#### Directions for this task
Pull every line that holds the word "email" from the entries.
= Beginning of Section =
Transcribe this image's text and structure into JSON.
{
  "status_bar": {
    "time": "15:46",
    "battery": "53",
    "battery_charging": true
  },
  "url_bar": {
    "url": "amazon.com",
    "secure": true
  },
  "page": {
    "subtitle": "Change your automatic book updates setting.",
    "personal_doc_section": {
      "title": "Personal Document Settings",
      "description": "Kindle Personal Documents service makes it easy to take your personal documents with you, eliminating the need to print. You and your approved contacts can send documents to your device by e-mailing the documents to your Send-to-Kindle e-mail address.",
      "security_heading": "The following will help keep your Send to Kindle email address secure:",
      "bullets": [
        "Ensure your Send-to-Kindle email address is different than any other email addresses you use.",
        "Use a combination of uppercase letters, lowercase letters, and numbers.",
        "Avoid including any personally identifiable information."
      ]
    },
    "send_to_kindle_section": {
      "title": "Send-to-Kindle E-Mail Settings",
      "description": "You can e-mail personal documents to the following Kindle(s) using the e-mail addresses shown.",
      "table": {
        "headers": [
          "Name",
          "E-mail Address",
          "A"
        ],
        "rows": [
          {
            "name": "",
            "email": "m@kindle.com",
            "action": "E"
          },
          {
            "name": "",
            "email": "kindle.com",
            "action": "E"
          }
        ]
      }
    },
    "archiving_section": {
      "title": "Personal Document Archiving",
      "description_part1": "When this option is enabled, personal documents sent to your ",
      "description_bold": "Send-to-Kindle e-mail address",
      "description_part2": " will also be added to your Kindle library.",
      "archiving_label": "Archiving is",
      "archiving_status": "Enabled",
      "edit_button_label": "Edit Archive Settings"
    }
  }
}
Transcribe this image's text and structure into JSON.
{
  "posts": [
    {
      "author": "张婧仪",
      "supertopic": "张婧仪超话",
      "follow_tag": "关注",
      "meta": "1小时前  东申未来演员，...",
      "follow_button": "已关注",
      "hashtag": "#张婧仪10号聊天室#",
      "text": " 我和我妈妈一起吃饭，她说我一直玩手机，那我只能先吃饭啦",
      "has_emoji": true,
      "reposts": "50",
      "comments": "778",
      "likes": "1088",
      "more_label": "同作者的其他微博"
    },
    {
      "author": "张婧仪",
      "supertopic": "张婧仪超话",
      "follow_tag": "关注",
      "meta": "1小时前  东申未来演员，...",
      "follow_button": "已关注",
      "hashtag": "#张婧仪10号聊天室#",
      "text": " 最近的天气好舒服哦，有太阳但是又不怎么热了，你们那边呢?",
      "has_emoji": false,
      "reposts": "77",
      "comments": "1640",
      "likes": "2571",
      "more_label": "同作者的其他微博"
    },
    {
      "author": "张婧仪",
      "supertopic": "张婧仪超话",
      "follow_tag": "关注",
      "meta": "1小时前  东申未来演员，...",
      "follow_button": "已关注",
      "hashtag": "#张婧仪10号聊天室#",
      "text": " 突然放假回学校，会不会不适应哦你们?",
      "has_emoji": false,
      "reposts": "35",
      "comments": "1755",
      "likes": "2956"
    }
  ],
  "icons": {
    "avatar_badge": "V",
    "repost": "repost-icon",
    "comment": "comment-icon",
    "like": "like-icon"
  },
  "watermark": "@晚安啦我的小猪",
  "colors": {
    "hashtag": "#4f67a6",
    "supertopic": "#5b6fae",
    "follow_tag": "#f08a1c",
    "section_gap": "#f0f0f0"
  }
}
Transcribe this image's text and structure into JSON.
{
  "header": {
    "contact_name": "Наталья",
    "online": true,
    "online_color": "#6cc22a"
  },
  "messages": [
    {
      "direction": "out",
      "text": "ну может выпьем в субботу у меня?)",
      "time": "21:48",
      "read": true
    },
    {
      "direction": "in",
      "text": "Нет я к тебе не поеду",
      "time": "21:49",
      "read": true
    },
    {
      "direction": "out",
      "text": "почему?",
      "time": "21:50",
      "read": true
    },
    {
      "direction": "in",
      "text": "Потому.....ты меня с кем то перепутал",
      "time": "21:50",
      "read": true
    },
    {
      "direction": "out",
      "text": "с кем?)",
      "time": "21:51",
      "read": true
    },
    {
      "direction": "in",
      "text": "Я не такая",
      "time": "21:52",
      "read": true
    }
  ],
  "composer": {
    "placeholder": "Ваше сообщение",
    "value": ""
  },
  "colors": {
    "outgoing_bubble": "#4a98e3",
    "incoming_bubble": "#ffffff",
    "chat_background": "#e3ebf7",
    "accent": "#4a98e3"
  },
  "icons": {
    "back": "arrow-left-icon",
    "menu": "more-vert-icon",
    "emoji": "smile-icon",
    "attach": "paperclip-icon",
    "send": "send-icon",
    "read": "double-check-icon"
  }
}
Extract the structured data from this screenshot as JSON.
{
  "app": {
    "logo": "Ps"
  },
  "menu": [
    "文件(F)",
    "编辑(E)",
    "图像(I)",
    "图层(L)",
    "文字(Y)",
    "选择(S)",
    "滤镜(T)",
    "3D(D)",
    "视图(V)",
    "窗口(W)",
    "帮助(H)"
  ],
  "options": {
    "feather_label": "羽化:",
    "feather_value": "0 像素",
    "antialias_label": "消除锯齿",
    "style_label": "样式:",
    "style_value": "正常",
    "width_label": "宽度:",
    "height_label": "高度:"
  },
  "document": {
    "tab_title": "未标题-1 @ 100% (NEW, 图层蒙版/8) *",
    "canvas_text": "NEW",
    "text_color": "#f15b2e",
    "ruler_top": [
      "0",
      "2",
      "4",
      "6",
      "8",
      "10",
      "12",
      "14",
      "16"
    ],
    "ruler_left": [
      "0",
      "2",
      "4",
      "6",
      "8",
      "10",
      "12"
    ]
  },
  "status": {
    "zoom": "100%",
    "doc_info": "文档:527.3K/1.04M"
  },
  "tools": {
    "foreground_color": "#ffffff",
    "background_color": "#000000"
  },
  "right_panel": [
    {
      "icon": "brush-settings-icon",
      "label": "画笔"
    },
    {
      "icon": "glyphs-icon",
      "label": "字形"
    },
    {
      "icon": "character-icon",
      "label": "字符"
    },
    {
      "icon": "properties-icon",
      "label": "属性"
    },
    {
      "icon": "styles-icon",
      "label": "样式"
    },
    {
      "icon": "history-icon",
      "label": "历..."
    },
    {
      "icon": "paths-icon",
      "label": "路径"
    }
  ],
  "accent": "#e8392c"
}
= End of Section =
#### Solution for this exercise
      "security_heading": "The following will help keep your Send to Kindle email address secure:",
        "Ensure your Send-to-Kindle email address is different than any other email addresses you use.",
            "email": "m@kindle.com",
            "email": "kindle.com",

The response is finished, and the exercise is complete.